Another technical term for the futures contract is standardized forward contract. Standardization of the contract facilitates trading, as well as leads to a reduction in the costs of transaction.

In practice a futures contract carries the terms and conditions to both the party to carry forward the transaction to the next date, or dates as mentioned in the contract. The party whose equity account is less than the specified amount pays the difference, which is technically termed as variation margin. Thus, by the end of the trading those involved in the contract step into a fresh forward contract. This will have the same maturity date that was printed in the original contract, but giving a revised forward price. This process is known ‘marking to market’. Herein the clearing house replaces each futures contract that exists presently with a new one.

An example of this transaction would be the buyer X and the seller Y step into a 1,000 ton sugar futures contract at the rate of Rs. 10 per ton. Then taking into assumption that on the next day of this the settlement price of sugar is Rs. 10.20 per ton. Then this price fluctuation would lead to a Rs. 1,000 loss to Y, while X earns a profit of the same amount.

The settlement price is considered as the representative price. This particular price is the rate at which the contracts trade in the closing time of the trading time span.

To sum up, the futures contract can also be considered as a roll over forward contract.
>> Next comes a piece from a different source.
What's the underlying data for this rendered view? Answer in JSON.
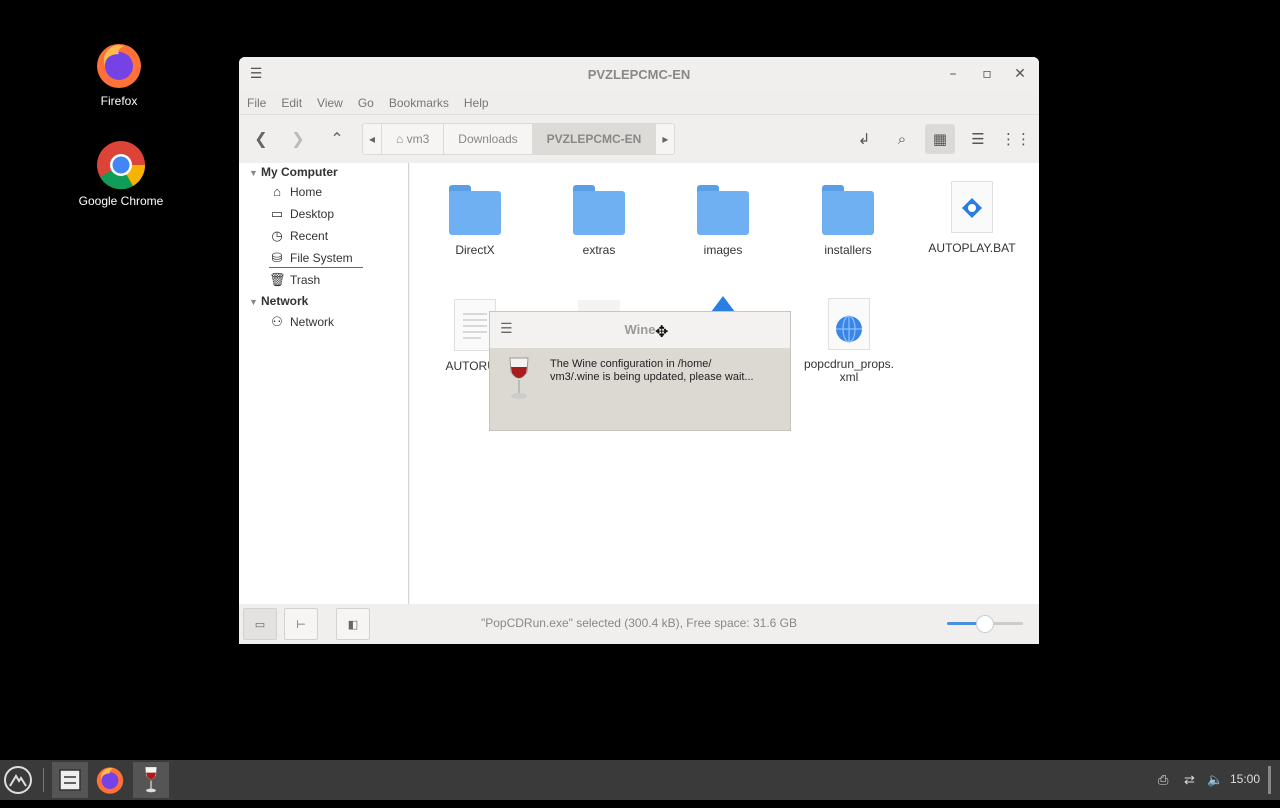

As pre technical definition of the futures contract it is: A standardized agreement between the buyer and the seller, wherein the seller is obligated to deliver a precise asset to the buyer on the precise date (as stated in the contract); and the buyer is obligated to pay the seller the prevailing futures price on delivery of the asset.

The futures contract consists of the following pointers:
• The date on which the contract is to be executed
• the asset of which the contract is a derivative
• The asset’s quantity
• The price of the contract price